Since 1961, a painting of wisteria by French impressionist Claude Monet has hung in the Gemeentemuseum in The Hague, harboring a secret beneath its swirling brushstrokes. As Nina Siegal reports for the The New York Times, a conservator at the museum recently discovered that this artwork had been painted over one of Monet’s iconic depictions of water lilies—the garden subject that he painted obsessively during the last two decades of his career.
No one had taken a close look at Wisteria since it came to the museum nearly 60 years ago, but it was recently taken off of public view in preparation for an upcoming exhibition on Monet’s garden paintings. When modern art conservator Ruth Hoppe examined the artwork, she noticed that it had been retouched to cover up tiny holes containing bits of broken glass, the damage possibly caused by an Allied bomb that shattered the glass of Monet’s studio during WWII. Hoppe decided to X-ray the painting to get a better look, but found something entirely unexpected: water lilies hiding beneath the artist’s depiction of dangling wisteria.
“For us it was a big surprise,” Frouke van Dijke, a curator of 19th-century art at the Gemeentemuseum, tells Siegal.
The painting was part of a larger installation that Monet called his “Grandes Décorations”—a series of panels, stretching some 6-and-a-half feet long by 20 feet wide and painted with water lilies. Monet also created a series of wisteria paintings to be hung like a crown over the water lilies.
“These works … took the artist to pictorial territory he had not visited in more than 50 years of painting,” according to the Museum of Modern Art. “The compositions zero in on the water’s surface so that conventional clues to the artist’s—and the viewer’s—vantage points are eliminated. The shimmer of light on the water and the intermingling of reflections of the clouds and foliage overhead further blur the distinctions between here and there.”
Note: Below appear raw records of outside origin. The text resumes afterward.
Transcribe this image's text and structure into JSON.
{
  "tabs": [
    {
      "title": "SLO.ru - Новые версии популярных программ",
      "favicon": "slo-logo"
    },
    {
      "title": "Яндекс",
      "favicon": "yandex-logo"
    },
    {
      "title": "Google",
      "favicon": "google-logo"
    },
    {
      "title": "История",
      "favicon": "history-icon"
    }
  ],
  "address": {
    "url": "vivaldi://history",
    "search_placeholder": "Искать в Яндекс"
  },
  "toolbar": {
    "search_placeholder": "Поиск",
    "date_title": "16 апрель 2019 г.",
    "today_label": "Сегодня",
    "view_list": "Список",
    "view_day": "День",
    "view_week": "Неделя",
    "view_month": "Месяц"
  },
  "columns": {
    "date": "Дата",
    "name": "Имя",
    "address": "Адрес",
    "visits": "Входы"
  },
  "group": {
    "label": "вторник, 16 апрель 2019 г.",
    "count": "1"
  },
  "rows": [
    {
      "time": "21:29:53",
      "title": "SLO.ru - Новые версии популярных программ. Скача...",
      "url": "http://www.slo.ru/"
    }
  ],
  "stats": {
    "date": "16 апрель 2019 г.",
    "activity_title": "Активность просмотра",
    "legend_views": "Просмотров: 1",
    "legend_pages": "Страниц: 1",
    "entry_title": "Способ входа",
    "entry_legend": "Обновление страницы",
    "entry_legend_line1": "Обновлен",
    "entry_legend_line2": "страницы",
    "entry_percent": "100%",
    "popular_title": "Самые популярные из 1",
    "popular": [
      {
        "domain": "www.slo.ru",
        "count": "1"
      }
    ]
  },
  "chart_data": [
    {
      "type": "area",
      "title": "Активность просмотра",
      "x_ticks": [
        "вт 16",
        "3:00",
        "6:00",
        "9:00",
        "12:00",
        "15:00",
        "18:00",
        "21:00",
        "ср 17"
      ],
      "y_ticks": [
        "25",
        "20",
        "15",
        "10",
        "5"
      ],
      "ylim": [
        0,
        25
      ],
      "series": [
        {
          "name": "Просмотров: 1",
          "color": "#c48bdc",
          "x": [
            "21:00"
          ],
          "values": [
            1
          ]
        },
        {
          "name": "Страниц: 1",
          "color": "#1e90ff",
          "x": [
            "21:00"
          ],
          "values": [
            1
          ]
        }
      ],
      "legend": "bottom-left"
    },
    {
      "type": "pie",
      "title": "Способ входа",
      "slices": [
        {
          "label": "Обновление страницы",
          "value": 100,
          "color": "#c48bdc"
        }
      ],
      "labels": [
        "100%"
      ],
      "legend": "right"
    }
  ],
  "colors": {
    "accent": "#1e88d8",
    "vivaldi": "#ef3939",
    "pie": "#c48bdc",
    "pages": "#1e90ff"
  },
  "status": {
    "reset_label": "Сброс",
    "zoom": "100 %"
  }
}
After the First World War drew to a close, Monet donated a number of his “Grandes Décorations” artworks to the French state, which in turn opted to display them in the Orangerie, an exhibition space in the Tuileries gardens. But the show, which opened to the public one year after Monet’s death in 1926, was not a success. Impressionism was falling out of fashion, and viewers found Monet’s compositions strange, even messy; some speculated that his failing eyesight was to blame. And there was no room in the Orangerie to hang the wisteria paintings that Monet had envisioned as part of the installation. They remained in his studio, along with other late paintings that were neglected and largely forgotten until Monet was “rediscovered” in the 1950s. Eight of the wisteria works are known to exist today.
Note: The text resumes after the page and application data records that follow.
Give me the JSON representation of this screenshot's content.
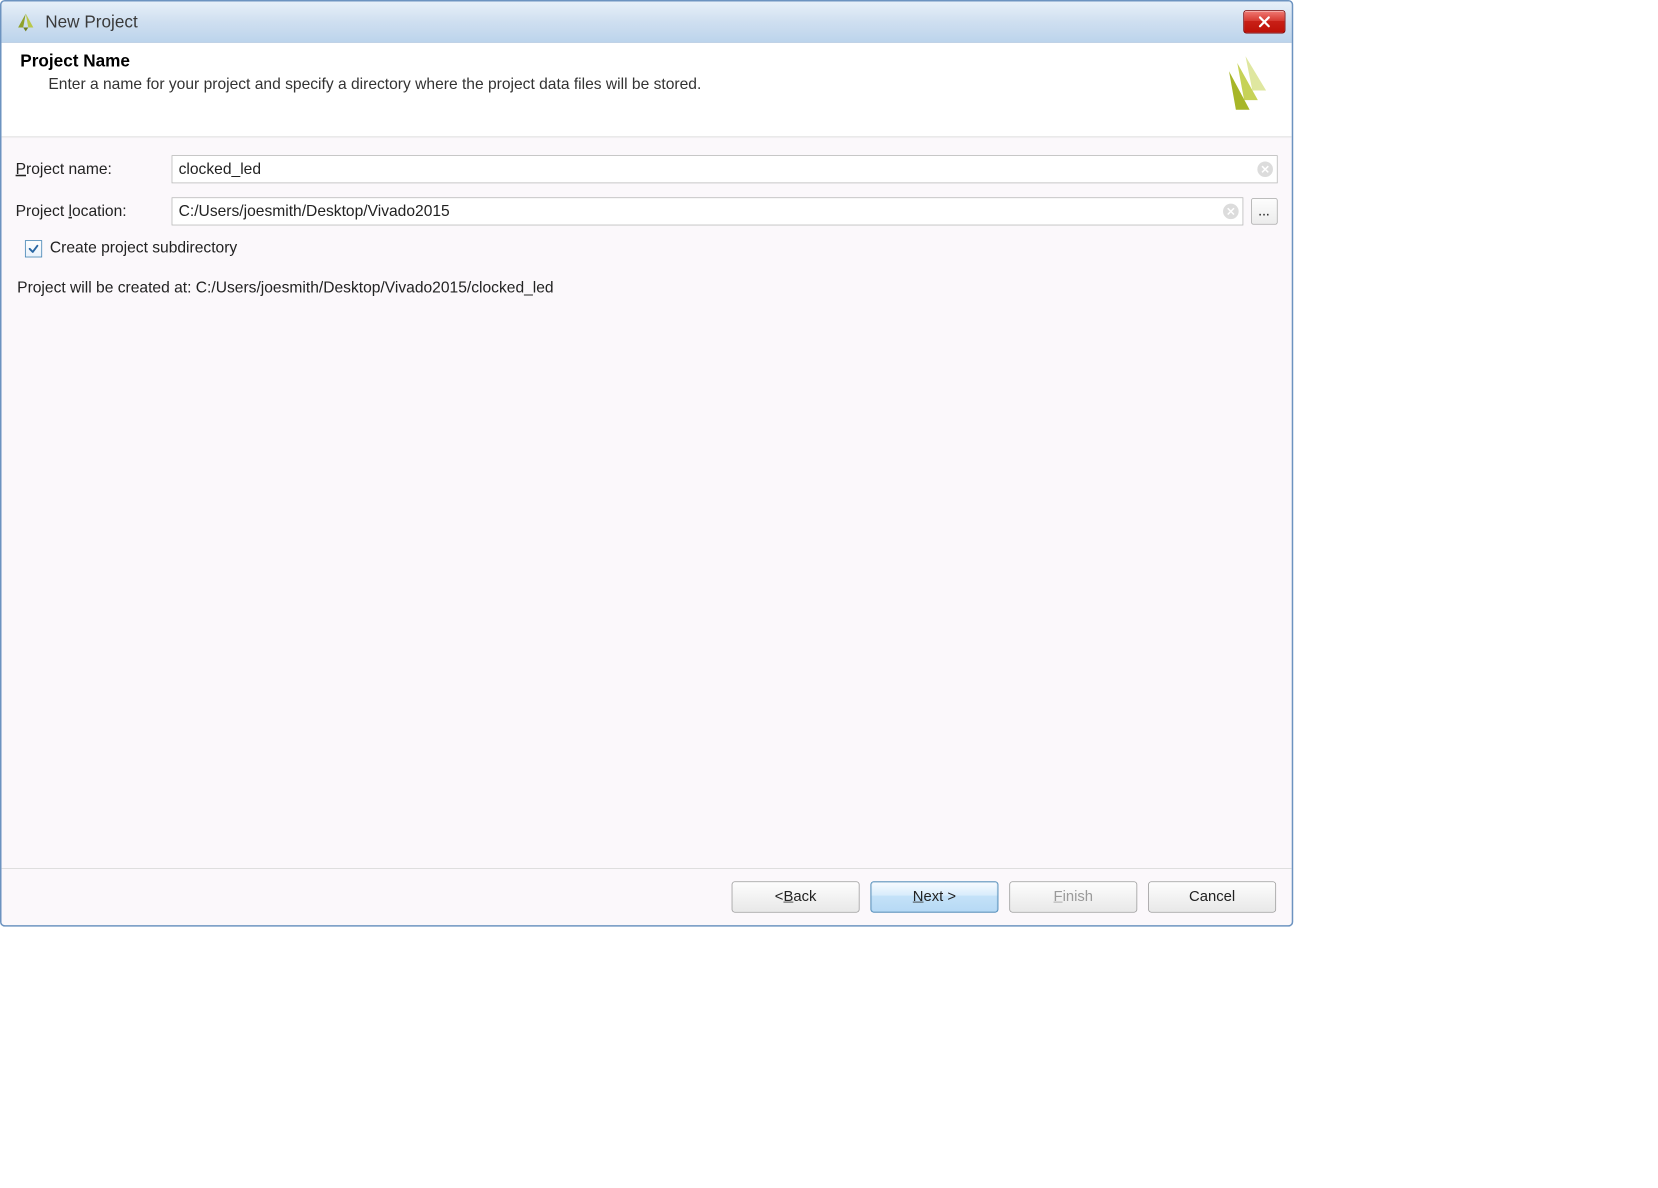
{
  "window": {
    "title": "New Project"
  },
  "header": {
    "heading": "Project Name",
    "subtext": "Enter a name for your project and specify a directory where the project data files will be stored."
  },
  "form": {
    "name_label_pre": "P",
    "name_label_rest": "roject name:",
    "location_label_pre": "Project ",
    "location_label_u": "l",
    "location_label_rest": "ocation:",
    "name_value": "clocked_led",
    "location_value": "C:/Users/joesmith/Desktop/Vivado2015",
    "browse_label": "...",
    "create_subdir_label": "Create project subdirectory",
    "create_subdir_checked": true,
    "summary": "Project will be created at: C:/Users/joesmith/Desktop/Vivado2015/clocked_led"
  },
  "footer": {
    "back_pre": "< ",
    "back_u": "B",
    "back_rest": "ack",
    "next_u": "N",
    "next_rest": "ext >",
    "finish_u": "F",
    "finish_rest": "inish",
    "cancel": "Cancel"
  }
}
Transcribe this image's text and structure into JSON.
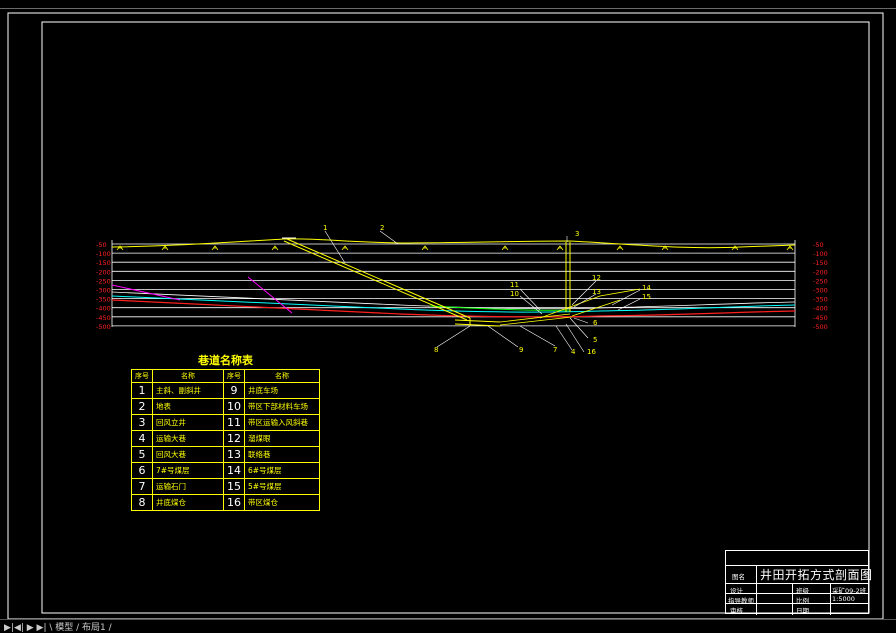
{
  "left_scale": [
    "-50",
    "-100",
    "-150",
    "-200",
    "-250",
    "-300",
    "-350",
    "-400",
    "-450",
    "-500"
  ],
  "right_scale": [
    "-50",
    "-100",
    "-150",
    "-200",
    "-250",
    "-300",
    "-350",
    "-400",
    "-450",
    "-500"
  ],
  "callouts": [
    "1",
    "2",
    "3",
    "12",
    "13",
    "14",
    "15",
    "11",
    "10",
    "5",
    "6",
    "7",
    "4",
    "16",
    "8",
    "9"
  ],
  "legend": {
    "title": "巷道名称表",
    "headers": [
      "序号",
      "名称",
      "序号",
      "名称"
    ],
    "rows": [
      {
        "n1": "1",
        "name1": "主斜、副斜井",
        "n2": "9",
        "name2": "井底车场"
      },
      {
        "n1": "2",
        "name1": "地表",
        "n2": "10",
        "name2": "带区下部材料车场"
      },
      {
        "n1": "3",
        "name1": "回风立井",
        "n2": "11",
        "name2": "带区运输入风斜巷"
      },
      {
        "n1": "4",
        "name1": "运输大巷",
        "n2": "12",
        "name2": "溜煤眼"
      },
      {
        "n1": "5",
        "name1": "回风大巷",
        "n2": "13",
        "name2": "联络巷"
      },
      {
        "n1": "6",
        "name1": "7#号煤层",
        "n2": "14",
        "name2": "6#号煤层"
      },
      {
        "n1": "7",
        "name1": "运输石门",
        "n2": "15",
        "name2": "5#号煤层"
      },
      {
        "n1": "8",
        "name1": "井底煤仓",
        "n2": "16",
        "name2": "带区煤仓"
      }
    ]
  },
  "title_block": {
    "label_name": "图名",
    "drawing_title": "井田开拓方式剖面图",
    "design_label": "设计",
    "teacher_label": "指导教师",
    "review_label": "审核",
    "class_label": "班级",
    "class_value": "采矿09-2班",
    "scale_label": "比例",
    "scale_value": "1:5000",
    "date_label": "日期"
  },
  "tabs": {
    "text": "▶|◀| ▶ ▶| \\ 模型 / 布局1 /"
  },
  "colors": {
    "background": "#000000",
    "frame": "#ffffff",
    "yellow": "#ffff00",
    "red": "#ff2020",
    "cyan": "#00ffff",
    "magenta": "#ff00ff",
    "green": "#00ff00"
  }
}
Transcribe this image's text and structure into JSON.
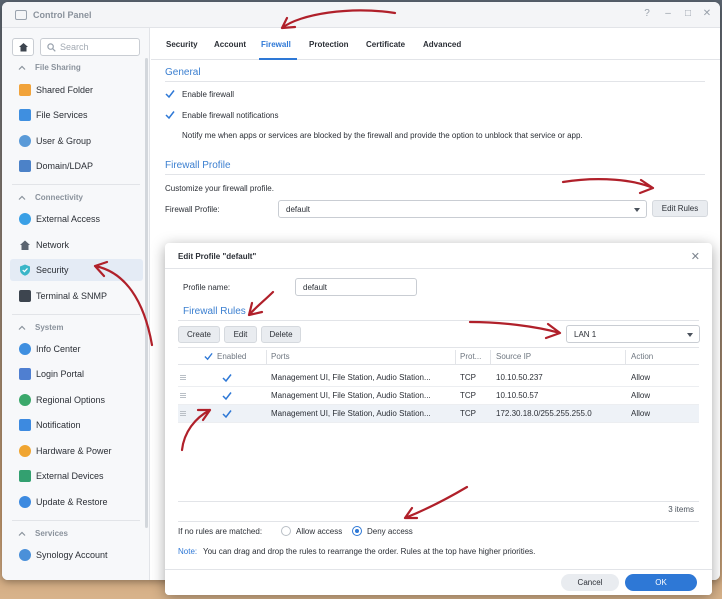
{
  "window": {
    "title": "Control Panel",
    "help": "?",
    "minimize": "–",
    "maximize": "□",
    "close": "✕"
  },
  "sidebar": {
    "search_placeholder": "Search",
    "sections": [
      {
        "title": "File Sharing",
        "items": [
          "Shared Folder",
          "File Services",
          "User & Group",
          "Domain/LDAP"
        ]
      },
      {
        "title": "Connectivity",
        "items": [
          "External Access",
          "Network",
          "Security",
          "Terminal & SNMP"
        ]
      },
      {
        "title": "System",
        "items": [
          "Info Center",
          "Login Portal",
          "Regional Options",
          "Notification",
          "Hardware & Power",
          "External Devices",
          "Update & Restore"
        ]
      },
      {
        "title": "Services",
        "items": [
          "Synology Account"
        ]
      }
    ],
    "active_item": "Security"
  },
  "tabs": [
    "Security",
    "Account",
    "Firewall",
    "Protection",
    "Certificate",
    "Advanced"
  ],
  "active_tab": "Firewall",
  "general": {
    "title": "General",
    "enable_firewall": "Enable firewall",
    "enable_notifications": "Enable firewall notifications",
    "notify_text": "Notify me when apps or services are blocked by the firewall and provide the option to unblock that service or app."
  },
  "profile": {
    "title": "Firewall Profile",
    "description": "Customize your firewall profile.",
    "label": "Firewall Profile:",
    "value": "default",
    "edit_rules": "Edit Rules"
  },
  "dialog": {
    "title": "Edit Profile \"default\"",
    "close": "✕",
    "profile_name_label": "Profile name:",
    "profile_name_value": "default",
    "rules_title": "Firewall Rules",
    "buttons": {
      "create": "Create",
      "edit": "Edit",
      "delete": "Delete"
    },
    "interface": "LAN 1",
    "columns": {
      "enabled": "Enabled",
      "ports": "Ports",
      "protocol": "Prot...",
      "source": "Source IP",
      "action": "Action"
    },
    "rows": [
      {
        "ports": "Management UI, File Station, Audio Station...",
        "protocol": "TCP",
        "source": "10.10.50.237",
        "action": "Allow"
      },
      {
        "ports": "Management UI, File Station, Audio Station...",
        "protocol": "TCP",
        "source": "10.10.50.57",
        "action": "Allow"
      },
      {
        "ports": "Management UI, File Station, Audio Station...",
        "protocol": "TCP",
        "source": "172.30.18.0/255.255.255.0",
        "action": "Allow"
      }
    ],
    "items_count": "3 items",
    "no_match_label": "If no rules are matched:",
    "allow_access": "Allow access",
    "deny_access": "Deny access",
    "note_label": "Note:",
    "note_text": "You can drag and drop the rules to rearrange the order. Rules at the top have higher priorities.",
    "cancel": "Cancel",
    "ok": "OK"
  },
  "colors": {
    "accent": "#2e78d6",
    "annotation": "#b0202a"
  }
}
It is curious that the artist decided to paint the Gemeentemuseum’s wisteria piece over another artwork. He was, by this point, a wealthy man and did not need to resort to reusing canvases. Perhaps, Hoppe speculates in an interview with Siegal, Monet was experimenting with a transition to a new floral subject.
“The most logical reason for me was that he wanted to try something new, and he wasn’t sure yet where it would end,” she explains. “To my eye, this is a bridge between the water lilies and the wisteria.”
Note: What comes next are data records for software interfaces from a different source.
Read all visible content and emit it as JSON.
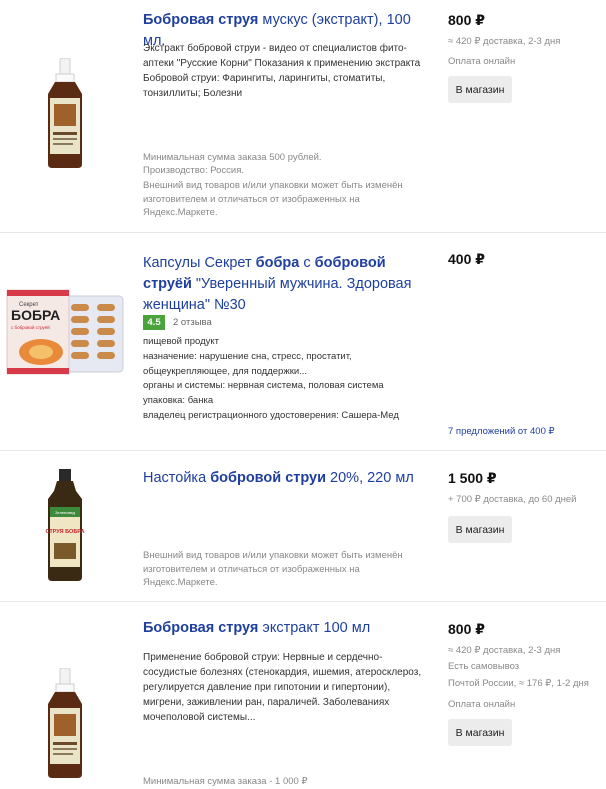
{
  "products": [
    {
      "title_bold": "Бобровая струя",
      "title_rest": " мускус (экстракт), 100 мл.",
      "description": "Экстракт бобровой струи - видео от специалистов фито-аптеки \"Русские Корни\" Показания к применению экстракта Бобровой струи: Фарингиты, ларингиты, стоматиты, тонзиллиты; Болезни",
      "meta": [
        "Минимальная сумма заказа 500 рублей.",
        "Производство: Россия.",
        "Внешний вид товаров и/или упаковки может быть изменён изготовителем и отличаться от изображенных на Яндекс.Маркете."
      ],
      "price": "800 ₽",
      "shipping": [
        "≈ 420 ₽ доставка, 2-3 дня",
        "Оплата онлайн"
      ],
      "button": "В магазин"
    },
    {
      "title_parts": [
        "Капсулы Секрет ",
        "бобра",
        " с ",
        "бобровой струёй",
        " \"Уверенный мужчина. Здоровая женщина\" №30"
      ],
      "rating": "4.5",
      "reviews": "2 отзыва",
      "features": [
        "пищевой продукт",
        "назначение: нарушение сна, стресс, простатит, общеукрепляющее, для поддержки...",
        "органы и системы: нервная система, половая система",
        "упаковка: банка",
        "владелец регистрационного удостоверения: Сашера-Мед"
      ],
      "price": "400 ₽",
      "offers": "7 предложений от 400 ₽",
      "package_brand": "Секрет",
      "package_name": "БОБРА",
      "package_sub": "с бобровой струёй"
    },
    {
      "title_plain": "Настойка ",
      "title_bold": "бобровой струи",
      "title_rest": " 20%, 220 мл",
      "meta": [
        "Внешний вид товаров и/или упаковки может быть изменён изготовителем и отличаться от изображенных на Яндекс.Маркете."
      ],
      "price": "1 500 ₽",
      "shipping": [
        "+ 700 ₽ доставка, до 60 дней"
      ],
      "button": "В магазин",
      "bottle_label_top": "Зеленовед",
      "bottle_label": "СТРУЯ БОБРА"
    },
    {
      "title_bold": "Бобровая струя",
      "title_rest": " экстракт 100 мл",
      "description": "Применение бобровой струи: Нервные и сердечно-сосудистые болезнях (стенокардия, ишемия, атеросклероз, регулируется давление при гипотонии и гипертонии), мигрени, заживлении ран, параличей. Заболеваниях мочеполовой системы...",
      "meta": [
        "Минимальная сумма заказа - 1 000 ₽"
      ],
      "price": "800 ₽",
      "shipping": [
        "≈ 420 ₽ доставка, 2-3 дня",
        "Есть самовывоз",
        "Почтой России, ≈ 176 ₽, 1-2 дня",
        "Оплата онлайн"
      ],
      "button": "В магазин"
    }
  ]
}
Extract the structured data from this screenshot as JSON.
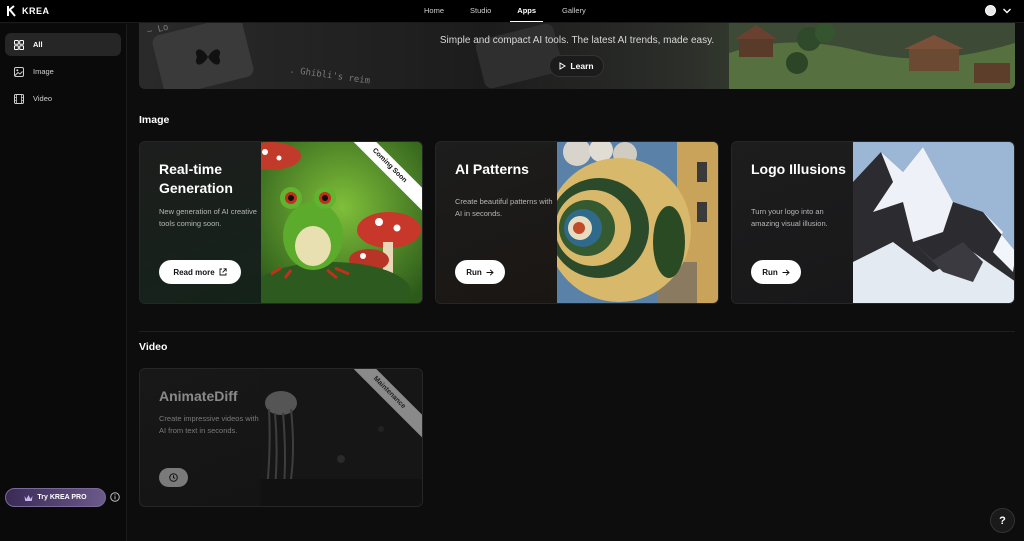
{
  "app": {
    "logo_text": "KREA"
  },
  "nav": {
    "items": [
      {
        "label": "Home"
      },
      {
        "label": "Studio"
      },
      {
        "label": "Apps"
      },
      {
        "label": "Gallery"
      }
    ],
    "active": "Apps"
  },
  "sidebar": {
    "items": [
      {
        "label": "All",
        "icon": "grid-icon"
      },
      {
        "label": "Image",
        "icon": "image-icon"
      },
      {
        "label": "Video",
        "icon": "film-icon"
      }
    ],
    "pro_button": "Try KREA PRO"
  },
  "hero": {
    "subtitle": "Simple and compact AI tools. The latest AI trends, made easy.",
    "learn_label": "Learn"
  },
  "sections": {
    "image_title": "Image",
    "video_title": "Video"
  },
  "cards": {
    "realtime": {
      "title": "Real-time Generation",
      "desc": "New generation of AI creative tools coming soon.",
      "button": "Read more",
      "ribbon": "Coming Soon"
    },
    "patterns": {
      "title": "AI Patterns",
      "desc": "Create beautiful patterns with AI in seconds.",
      "button": "Run"
    },
    "logo": {
      "title": "Logo Illusions",
      "desc": "Turn your logo into an amazing visual illusion.",
      "button": "Run"
    },
    "animatediff": {
      "title": "AnimateDiff",
      "desc": "Create impressive videos with AI from text in seconds.",
      "ribbon": "Maintenance"
    }
  },
  "help": {
    "label": "?"
  },
  "colors": {
    "background": "#0d0d0d",
    "accent": "#ffffff",
    "pro_gradient": "#6b5a8a"
  }
}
Monet’s water lilies have enjoyed a huge resurgence in popularity, but his wisteria works remain underappreciated. “[A]ll the focus is always on the water lilies,” van Dijke tells Siegal, “so no one really cares about the wisteria.” But the Gemeentemuseum’s Wisteria will be a centerpiece of its new exhibition—boosted, perhaps, by a little water lily star power.